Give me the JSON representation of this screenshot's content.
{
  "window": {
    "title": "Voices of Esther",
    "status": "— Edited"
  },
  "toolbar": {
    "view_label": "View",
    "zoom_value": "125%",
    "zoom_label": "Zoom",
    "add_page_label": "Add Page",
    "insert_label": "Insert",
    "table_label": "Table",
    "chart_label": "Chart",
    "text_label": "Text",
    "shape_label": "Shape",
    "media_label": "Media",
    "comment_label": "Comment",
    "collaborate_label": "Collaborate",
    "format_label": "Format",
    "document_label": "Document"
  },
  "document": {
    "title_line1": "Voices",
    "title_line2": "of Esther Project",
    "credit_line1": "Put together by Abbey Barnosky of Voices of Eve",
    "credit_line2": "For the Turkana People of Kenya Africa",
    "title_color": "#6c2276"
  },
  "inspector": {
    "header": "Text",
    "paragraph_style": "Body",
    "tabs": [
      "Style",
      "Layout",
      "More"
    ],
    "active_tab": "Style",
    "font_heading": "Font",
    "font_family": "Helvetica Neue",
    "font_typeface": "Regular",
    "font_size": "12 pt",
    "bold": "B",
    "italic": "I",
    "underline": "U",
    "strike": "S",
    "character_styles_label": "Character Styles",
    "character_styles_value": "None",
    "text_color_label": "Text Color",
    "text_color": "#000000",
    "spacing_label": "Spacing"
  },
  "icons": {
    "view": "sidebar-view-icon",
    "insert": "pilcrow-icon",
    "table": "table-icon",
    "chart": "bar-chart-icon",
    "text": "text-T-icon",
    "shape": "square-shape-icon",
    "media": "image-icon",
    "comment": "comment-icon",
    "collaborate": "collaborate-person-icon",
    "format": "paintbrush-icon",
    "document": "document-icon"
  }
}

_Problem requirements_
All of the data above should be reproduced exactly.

_Response box_
Give me the JSON representation of this screenshot's content.
{
  "window": {
    "title": "Voices of Esther",
    "status": "— Edited"
  },
  "toolbar": {
    "view_label": "View",
    "zoom_value": "125%",
    "zoom_label": "Zoom",
    "add_page_label": "Add Page",
    "insert_label": "Insert",
    "table_label": "Table",
    "chart_label": "Chart",
    "text_label": "Text",
    "shape_label": "Shape",
    "media_label": "Media",
    "comment_label": "Comment",
    "collaborate_label": "Collaborate",
    "format_label": "Format",
    "document_label": "Document"
  },
  "document": {
    "title_line1": "Voices",
    "title_line2": "of Esther Project",
    "credit_line1": "Put together by Abbey Barnosky of Voices of Eve",
    "credit_line2": "For the Turkana People of Kenya Africa",
    "title_color": "#6c2276"
  },
  "inspector": {
    "header": "Text",
    "paragraph_style": "Body",
    "tabs": [
      "Style",
      "Layout",
      "More"
    ],
    "active_tab": "Style",
    "font_heading": "Font",
    "font_family": "Helvetica Neue",
    "font_typeface": "Regular",
    "font_size": "12 pt",
    "bold": "B",
    "italic": "I",
    "underline": "U",
    "strike": "S",
    "character_styles_label": "Character Styles",
    "character_styles_value": "None",
    "text_color_label": "Text Color",
    "text_color": "#000000",
    "spacing_label": "Spacing"
  },
  "icons": {
    "view": "sidebar-view-icon",
    "insert": "pilcrow-icon",
    "table": "table-icon",
    "chart": "bar-chart-icon",
    "text": "text-T-icon",
    "shape": "square-shape-icon",
    "media": "image-icon",
    "comment": "comment-icon",
    "collaborate": "collaborate-person-icon",
    "format": "paintbrush-icon",
    "document": "document-icon"
  }
}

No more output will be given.